A: We all know that Ejaz-ul-Haq is a peace-loving politician, so let’s not incite him into violence. Ain’t there enough blasts in our country that now you are encouraging people to go after poor writers? This is a work of fiction and comes with a disclaimer, and that, lawyers tell me, should make it libel-proof. But some friends who, like me, grew up during the Zia era and have just read the book have actually accused me of turning Zia into a sympathetic character. Also, do you think the younger Haq is much of a reader?

Q: Were the characters of Ali Shigri or Obaid based on your own experiences in the military (excluding the homosexuality, of course)?

A: Of course not. Everyone knows that military life is incredibly dull and nothing much happens there. Why do you think the army keeps barging into civilian affairs? Because it’s much more fun running the country than marching up and down a parade square. It’s all made up. If my life in the army had been remotely interesting, I would have probably stuck around. Homosexuality in the army? That is unthinkable. It’s about two boys who are in a bit of trouble.

Q: Was writing a novel more difficult than your work as a journalist or is it easier to make stuff up rather than rely strictly on facts?

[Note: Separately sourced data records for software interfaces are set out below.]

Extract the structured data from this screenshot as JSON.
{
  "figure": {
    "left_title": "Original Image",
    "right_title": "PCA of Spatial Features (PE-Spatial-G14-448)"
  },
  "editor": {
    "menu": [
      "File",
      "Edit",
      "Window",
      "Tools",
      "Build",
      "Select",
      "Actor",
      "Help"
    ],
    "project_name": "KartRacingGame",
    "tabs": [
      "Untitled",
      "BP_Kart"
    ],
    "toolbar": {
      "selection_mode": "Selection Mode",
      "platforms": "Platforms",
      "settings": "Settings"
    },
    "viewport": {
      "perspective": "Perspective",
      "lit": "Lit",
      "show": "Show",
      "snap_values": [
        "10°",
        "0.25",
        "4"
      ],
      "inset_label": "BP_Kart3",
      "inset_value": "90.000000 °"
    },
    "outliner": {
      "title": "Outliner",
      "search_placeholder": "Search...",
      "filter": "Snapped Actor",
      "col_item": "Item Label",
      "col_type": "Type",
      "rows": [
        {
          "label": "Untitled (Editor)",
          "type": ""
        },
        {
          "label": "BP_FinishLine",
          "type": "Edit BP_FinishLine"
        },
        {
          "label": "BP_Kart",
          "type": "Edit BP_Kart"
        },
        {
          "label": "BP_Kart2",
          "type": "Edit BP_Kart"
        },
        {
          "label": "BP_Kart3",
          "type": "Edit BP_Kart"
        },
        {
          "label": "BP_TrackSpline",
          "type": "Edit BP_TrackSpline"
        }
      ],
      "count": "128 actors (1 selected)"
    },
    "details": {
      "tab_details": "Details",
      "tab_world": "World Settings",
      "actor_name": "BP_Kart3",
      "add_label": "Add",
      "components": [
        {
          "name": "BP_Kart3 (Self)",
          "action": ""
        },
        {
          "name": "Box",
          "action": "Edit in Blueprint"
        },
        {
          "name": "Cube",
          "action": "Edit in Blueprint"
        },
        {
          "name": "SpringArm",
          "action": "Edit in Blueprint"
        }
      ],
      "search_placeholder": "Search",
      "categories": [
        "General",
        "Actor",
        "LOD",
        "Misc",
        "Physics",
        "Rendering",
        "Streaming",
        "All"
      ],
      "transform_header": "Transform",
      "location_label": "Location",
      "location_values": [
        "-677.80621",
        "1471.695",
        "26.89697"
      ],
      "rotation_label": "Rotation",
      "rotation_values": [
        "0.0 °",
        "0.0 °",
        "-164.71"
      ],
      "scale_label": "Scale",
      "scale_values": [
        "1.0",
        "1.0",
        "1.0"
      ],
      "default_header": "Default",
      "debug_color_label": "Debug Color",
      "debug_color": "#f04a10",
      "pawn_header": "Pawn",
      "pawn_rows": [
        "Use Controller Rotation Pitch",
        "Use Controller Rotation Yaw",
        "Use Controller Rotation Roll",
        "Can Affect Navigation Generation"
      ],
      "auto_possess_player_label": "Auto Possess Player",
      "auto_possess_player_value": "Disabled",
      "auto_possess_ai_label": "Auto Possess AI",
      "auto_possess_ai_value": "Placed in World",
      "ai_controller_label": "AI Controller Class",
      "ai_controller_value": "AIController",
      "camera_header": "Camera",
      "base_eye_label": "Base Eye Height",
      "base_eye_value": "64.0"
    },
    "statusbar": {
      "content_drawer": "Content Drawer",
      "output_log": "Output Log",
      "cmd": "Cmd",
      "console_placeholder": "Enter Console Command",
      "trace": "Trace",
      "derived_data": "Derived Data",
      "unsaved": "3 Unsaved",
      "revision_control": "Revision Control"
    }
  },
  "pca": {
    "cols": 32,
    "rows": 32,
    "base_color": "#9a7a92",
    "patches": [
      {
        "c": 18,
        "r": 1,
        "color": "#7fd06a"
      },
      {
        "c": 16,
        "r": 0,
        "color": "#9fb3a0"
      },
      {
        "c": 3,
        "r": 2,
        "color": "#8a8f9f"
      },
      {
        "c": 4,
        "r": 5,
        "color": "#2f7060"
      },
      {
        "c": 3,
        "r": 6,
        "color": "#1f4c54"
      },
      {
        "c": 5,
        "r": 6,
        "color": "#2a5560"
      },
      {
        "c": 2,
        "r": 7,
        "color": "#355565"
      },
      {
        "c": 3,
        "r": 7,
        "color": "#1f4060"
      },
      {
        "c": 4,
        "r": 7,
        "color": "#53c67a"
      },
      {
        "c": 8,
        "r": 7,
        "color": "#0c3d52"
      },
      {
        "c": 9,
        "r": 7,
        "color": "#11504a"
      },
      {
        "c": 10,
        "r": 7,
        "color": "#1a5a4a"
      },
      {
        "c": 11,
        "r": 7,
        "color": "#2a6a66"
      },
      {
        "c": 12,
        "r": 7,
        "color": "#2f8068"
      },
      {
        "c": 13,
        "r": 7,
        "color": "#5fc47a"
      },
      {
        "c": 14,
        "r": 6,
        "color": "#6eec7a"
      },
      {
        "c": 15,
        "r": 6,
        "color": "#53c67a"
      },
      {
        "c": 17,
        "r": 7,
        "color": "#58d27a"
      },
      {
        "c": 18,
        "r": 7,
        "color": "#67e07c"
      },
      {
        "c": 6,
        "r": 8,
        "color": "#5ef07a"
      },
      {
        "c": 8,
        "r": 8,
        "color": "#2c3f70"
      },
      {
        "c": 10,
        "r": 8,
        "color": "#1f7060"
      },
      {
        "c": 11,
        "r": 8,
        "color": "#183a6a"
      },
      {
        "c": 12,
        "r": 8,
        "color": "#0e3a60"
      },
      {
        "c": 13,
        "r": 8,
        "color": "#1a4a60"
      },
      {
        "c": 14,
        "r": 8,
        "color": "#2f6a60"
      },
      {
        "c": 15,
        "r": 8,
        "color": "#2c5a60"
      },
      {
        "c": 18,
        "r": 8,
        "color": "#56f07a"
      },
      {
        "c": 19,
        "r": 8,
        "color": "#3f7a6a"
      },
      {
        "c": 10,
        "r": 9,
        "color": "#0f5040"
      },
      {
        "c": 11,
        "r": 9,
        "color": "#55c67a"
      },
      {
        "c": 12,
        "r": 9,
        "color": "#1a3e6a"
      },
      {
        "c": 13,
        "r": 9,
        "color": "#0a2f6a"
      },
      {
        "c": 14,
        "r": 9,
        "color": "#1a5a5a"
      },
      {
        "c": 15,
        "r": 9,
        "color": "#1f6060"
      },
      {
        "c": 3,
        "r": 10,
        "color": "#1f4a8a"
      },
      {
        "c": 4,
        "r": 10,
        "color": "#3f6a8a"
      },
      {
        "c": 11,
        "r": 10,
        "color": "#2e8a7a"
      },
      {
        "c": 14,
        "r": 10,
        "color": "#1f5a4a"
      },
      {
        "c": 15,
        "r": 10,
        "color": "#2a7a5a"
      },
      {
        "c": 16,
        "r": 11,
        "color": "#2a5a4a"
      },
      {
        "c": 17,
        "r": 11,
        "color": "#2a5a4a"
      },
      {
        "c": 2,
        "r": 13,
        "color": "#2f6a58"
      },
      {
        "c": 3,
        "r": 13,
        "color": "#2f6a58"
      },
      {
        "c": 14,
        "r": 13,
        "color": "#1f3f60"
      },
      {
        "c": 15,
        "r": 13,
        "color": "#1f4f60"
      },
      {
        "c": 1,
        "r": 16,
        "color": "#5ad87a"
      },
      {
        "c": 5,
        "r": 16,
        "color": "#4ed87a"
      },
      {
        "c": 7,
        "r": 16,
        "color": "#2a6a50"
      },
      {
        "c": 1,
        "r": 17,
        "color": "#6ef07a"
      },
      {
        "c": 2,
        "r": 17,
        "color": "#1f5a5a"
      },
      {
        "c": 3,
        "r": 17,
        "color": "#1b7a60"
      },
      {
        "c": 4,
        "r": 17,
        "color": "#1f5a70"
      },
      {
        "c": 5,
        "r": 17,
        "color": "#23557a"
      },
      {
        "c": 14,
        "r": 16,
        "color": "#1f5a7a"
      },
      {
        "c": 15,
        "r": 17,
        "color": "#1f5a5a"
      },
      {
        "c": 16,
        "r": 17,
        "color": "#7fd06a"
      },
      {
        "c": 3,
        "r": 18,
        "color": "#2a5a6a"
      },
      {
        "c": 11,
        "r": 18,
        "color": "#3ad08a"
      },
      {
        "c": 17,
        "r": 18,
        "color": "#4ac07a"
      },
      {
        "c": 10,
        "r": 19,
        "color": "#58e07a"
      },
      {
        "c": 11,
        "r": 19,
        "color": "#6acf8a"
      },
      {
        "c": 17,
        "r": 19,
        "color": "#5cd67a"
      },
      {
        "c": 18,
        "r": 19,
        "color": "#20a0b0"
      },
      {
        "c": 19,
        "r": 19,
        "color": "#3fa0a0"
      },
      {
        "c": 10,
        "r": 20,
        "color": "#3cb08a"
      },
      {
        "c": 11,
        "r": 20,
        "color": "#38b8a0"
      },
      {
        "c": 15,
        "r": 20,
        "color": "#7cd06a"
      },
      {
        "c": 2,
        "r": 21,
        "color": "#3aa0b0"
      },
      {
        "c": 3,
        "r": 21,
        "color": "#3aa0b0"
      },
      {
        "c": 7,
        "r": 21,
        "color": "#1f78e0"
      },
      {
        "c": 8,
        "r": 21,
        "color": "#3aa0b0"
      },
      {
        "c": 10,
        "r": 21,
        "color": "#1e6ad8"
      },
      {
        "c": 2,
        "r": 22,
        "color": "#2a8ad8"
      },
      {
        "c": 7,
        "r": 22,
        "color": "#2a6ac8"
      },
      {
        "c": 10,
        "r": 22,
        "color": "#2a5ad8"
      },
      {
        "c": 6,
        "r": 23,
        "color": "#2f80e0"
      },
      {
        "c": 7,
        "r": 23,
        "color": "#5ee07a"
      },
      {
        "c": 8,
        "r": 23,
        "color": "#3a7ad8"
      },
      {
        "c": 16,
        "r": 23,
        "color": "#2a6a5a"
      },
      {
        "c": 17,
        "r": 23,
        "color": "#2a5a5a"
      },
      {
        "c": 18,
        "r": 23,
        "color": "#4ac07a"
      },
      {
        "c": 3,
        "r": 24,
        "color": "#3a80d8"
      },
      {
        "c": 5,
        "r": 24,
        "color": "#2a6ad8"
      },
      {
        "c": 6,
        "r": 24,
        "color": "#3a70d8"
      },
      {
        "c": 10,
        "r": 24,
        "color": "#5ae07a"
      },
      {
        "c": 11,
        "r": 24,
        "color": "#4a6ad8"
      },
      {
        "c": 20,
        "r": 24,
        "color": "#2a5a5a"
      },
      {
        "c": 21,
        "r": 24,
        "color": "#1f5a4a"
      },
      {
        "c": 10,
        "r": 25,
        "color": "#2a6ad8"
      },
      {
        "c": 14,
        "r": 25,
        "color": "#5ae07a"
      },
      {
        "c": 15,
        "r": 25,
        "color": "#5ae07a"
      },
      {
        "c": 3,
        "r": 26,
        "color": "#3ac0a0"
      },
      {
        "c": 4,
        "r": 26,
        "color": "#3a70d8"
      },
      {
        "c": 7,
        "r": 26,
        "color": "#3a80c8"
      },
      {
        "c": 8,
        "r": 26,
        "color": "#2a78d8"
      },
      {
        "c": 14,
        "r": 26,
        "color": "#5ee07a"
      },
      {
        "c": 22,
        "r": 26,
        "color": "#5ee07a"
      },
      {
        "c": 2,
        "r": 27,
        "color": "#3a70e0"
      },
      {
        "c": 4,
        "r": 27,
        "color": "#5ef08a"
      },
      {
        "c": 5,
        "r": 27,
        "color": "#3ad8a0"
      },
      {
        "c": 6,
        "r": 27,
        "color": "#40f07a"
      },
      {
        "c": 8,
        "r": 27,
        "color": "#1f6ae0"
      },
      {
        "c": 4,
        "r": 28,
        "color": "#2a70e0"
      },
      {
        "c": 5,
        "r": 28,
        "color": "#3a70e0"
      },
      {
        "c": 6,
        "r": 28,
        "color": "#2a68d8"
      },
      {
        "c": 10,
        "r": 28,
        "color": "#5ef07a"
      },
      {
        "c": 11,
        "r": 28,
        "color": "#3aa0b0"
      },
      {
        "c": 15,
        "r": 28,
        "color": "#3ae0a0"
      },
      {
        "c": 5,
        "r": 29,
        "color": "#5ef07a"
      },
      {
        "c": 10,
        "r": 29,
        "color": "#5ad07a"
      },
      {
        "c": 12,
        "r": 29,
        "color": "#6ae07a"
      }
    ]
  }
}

A: I think you use a different muscle. We have all seen many journalists who come up with improbable fiction every day. And we have seen novelists who can conjure up incredibly realistic worlds. I think the main difference is that you have to learn to live within a book for a very long time, whereas with journalism you file your copy and you are done. You get instant gratification. Or someone writes a letter to the editor. As someone said, it’s the difference between a one-night stand and a marriage. Also, a good editor can fix a badly written journalistic piece but no fiction editor is likely to go beyond the third page if they are not hooked. Basically working in a fictional world, you are pretty much on your own.

Q: Do you feel it is easier for a Pakistani novelist to be published if his work is political, given the interest the western media has in terrorism of the Islamic variety?

A: I don’t think Exploding Mangoes has anything to do with terrorism of any variety. And I don’t think it has become any easier. People who write in English, people like Amir Hussain, Kamila Shamsie, Mohsin Hamid and Nadeem Aslam, have been writing since the last century. Back then, terrorism was a vaguely romantic term that not very many publishers were interested in. There is another book of short stories coming out next year by Daniyal Mueenudin, I have read two stories and there isn’t a single beard or bomb in there.

I work in the media and I know we journalists are desperate to spot a trend. I wish it was easier for Pakistani writers to get published but I am afraid it isn’t. I am sure it’s not very different in Urdu fiction either. I think the only recent Urdu novel that has really dazzled me is Mirza Athar Beg’s Ghulam Bagh. The one before that was Abdullah Hussain’s Nadaar Log, which came out about a decade ago. I have heard that there has been some brilliant fiction in Sindhi recently but we don’t have many translations. So I would say there are not enough good novels, in Urdu or English or any other language in Pakistan. But yes, there is much more non-fiction being published about our part of the world now. There are at least half a dozen books working their way through the publishing machine, all attempting to explain Pakistan. I hope there will be many more.

Q: Should we be awaiting a second novel? And will it tell us who killed Benazir Bhutto?

A: I thought we all knew who killed Benazir Bhutto. Wasn’t it the man with the dark glasses? I guess one could start a mini-genre by writing books about all the unsolved mysteries in Pakistan. Why is Musharraf so moronic? Who stole all our electricity? Was Shaukat Aziz a human or a software invented by Citibank’s IT department? All potential bestsellers. But I think I am done with conspiracy theories for the time being and scribbling something which sounds like a very straight, very civilian love story. But then I guess love is the ultimate conspiracy.

Nadir Hassan is a Pakistan-based journalist and assistant editor at Newsline.